**Task item**
Restate the records in full, keeping every word as it is.

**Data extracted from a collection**

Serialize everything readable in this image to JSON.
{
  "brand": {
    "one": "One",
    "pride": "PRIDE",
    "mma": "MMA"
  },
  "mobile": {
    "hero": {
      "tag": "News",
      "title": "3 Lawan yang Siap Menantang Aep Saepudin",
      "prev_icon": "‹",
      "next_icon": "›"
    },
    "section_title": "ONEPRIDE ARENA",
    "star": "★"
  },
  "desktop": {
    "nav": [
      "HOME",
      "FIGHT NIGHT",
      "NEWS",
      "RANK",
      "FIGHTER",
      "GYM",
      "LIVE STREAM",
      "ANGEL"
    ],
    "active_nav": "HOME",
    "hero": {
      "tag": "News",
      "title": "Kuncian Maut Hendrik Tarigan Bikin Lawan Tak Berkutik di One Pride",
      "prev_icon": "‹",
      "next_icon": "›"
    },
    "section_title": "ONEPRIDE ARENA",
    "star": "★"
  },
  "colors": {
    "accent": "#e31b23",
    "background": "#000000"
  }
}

**Result for this task**
Serialize everything readable in this image to JSON.
{
  "brand": {
    "one": "One",
    "pride": "PRIDE",
    "mma": "MMA"
  },
  "mobile": {
    "hero": {
      "tag": "News",
      "title": "3 Lawan yang Siap Menantang Aep Saepudin",
      "prev_icon": "‹",
      "next_icon": "›"
    },
    "section_title": "ONEPRIDE ARENA",
    "star": "★"
  },
  "desktop": {
    "nav": [
      "HOME",
      "FIGHT NIGHT",
      "NEWS",
      "RANK",
      "FIGHTER",
      "GYM",
      "LIVE STREAM",
      "ANGEL"
    ],
    "active_nav": "HOME",
    "hero": {
      "tag": "News",
      "title": "Kuncian Maut Hendrik Tarigan Bikin Lawan Tak Berkutik di One Pride",
      "prev_icon": "‹",
      "next_icon": "›"
    },
    "section_title": "ONEPRIDE ARENA",
    "star": "★"
  },
  "colors": {
    "accent": "#e31b23",
    "background": "#000000"
  }
}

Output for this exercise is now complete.